6 Ways to Help with Grief
6 Ways to Help with Grief

6 Ways to Help with Grief

Hospital

Becky Greene, a licensed social worker and certified grief recovery specialist with Hospice at Wyandot Memorial Hospital, shows just a few of the resources available to individuals experiencing grief. Although in-person support groups and gatherings are on hold during the pandemic, both she and Hospice Chaplain Steve Sturgeon are available by phone and virtual options.

During this pandemic, have you gone through grief?

You are not alone. As the one-year anniversary of the COVID-19 Public Health Emergency rolls around, many have experienced grief from the loss of a loved one or the loss of what was their normal routines and activities.

“Grief is the normal and natural emotional response to change or loss of any kind,” explained Becky Greene, a licensed social worker and certified grief recovery specialist with Hospice at Wyandot Memorial Hospital.

She indicated there are approximately 40 different types of losses we can experience in a lifetime, such as death, divorce, moving, financial changes, relationship changes, pet loss and more. Grief is also the result of unmet hopes, dreams and expectations and the loss of intangible concepts such as safety, trust, security, respect, faith and hope.

“Grief is universal,” noted WMH Hospice Chaplain Steve Sturgeon. “All of us have experienced grief throughout our lives, as a result of many changes and losses. But we are not well prepared to really handle, manage or recover from the emotional impact which results from these changes.”

Sturgeon said some individuals try to cope with loss in an intellectual way by attempting to “figure it out”, “solve it” or “understand” it.

“We rely on the myths we have been taught to help us recover, such as time heals all wounds, be strong, replace the loss, they wouldn’t want us to be sad, fake it until you make it, etc.,” the chaplain stated.

“People say move on,” Greene added, “but you don’t move on – you move forward. You are who you are because of your loved one who has passed away.”

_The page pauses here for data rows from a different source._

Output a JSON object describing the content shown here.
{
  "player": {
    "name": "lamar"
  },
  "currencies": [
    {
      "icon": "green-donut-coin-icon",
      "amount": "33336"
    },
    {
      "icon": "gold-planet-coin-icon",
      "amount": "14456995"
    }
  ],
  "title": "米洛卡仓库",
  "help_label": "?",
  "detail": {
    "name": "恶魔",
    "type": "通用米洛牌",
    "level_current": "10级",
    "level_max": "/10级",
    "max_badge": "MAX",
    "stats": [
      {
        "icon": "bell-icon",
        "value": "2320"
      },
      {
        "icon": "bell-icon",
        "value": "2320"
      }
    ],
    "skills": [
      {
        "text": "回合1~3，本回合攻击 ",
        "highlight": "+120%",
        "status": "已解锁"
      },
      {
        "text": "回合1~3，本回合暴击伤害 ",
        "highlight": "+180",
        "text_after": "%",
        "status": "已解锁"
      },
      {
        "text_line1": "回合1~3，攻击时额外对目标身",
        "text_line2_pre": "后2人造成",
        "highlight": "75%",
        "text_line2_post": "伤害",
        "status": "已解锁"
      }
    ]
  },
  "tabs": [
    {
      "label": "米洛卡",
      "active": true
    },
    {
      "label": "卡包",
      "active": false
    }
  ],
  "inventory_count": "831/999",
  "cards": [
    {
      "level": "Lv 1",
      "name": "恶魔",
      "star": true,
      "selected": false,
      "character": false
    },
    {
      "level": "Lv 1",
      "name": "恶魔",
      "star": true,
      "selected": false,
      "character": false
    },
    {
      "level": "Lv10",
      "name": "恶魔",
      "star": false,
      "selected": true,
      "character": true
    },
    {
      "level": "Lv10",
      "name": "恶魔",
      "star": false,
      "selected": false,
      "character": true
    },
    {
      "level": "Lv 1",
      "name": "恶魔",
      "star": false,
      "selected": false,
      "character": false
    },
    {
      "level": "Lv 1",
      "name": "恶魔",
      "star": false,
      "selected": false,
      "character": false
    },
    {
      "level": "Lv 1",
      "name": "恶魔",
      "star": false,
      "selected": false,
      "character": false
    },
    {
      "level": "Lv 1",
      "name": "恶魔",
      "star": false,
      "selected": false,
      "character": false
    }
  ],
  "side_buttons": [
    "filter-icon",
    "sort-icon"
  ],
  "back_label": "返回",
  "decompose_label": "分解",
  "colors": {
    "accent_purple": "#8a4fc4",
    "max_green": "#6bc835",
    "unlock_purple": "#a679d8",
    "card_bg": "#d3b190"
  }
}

Greene and Sturgeon reported recovery from grief can be achieved if given the proper emotional tools, and they suggested six things to do for ourselves and for others:

1. Tell the truth about yourself. Be honest if your kids or friends ask how you are doing. Getting it out is extremely important. Plus, when you go first it makes it safe for the people you love to do the same thing. People grieve differently.

2. Listen. Follow every word they say and stay in the moment. Be patient. Give them time to talk without interrupting. It can be hard for grievers to formulate their thoughts and words, so they may take longer than usual. Let them share openly without judging, correcting, criticizing or analyzing them. Remember, it can be painful for grievers to talk about their loss. Allow them to feel listened to and safe, even if you feel uncomfortable. Honor their story.

3. Try not to isolate. Reach out to people you know via phone, social media or video chat.

4. Have healthy approaches to grief such as getting enough rest and eating nutritionally, and avoiding the short-term relief of food, alcohol, drugs, isolation, excessive work, excessive sleep, binge-watching television or more time on social media.

5. Engage in life … not just busy work, but in activities that promote enjoyment and wellness.

6. Don’t try to “fix” someone’s grief. It’s ok not to know what to say. Sometimes just being with that person, in the moment is all they need.

Greene and Sturgeon emphasized that these six tips are geared to the loss of a loved one, but can be adapted to anyone experiencing grief of any kind.

“Know you are not alone in feeling a sense of sadness over what we missed in 2020,” stressed Greene. “Recognizing your feelings are normal can be the first step to good grief and moving forward.”

Hospice offers a multifaceted bereavement program, including grief counseling and resources for all ages. For more information about grief and the bereavement program at Hospice, phone Greene or Sturgeon at 419-294-5787.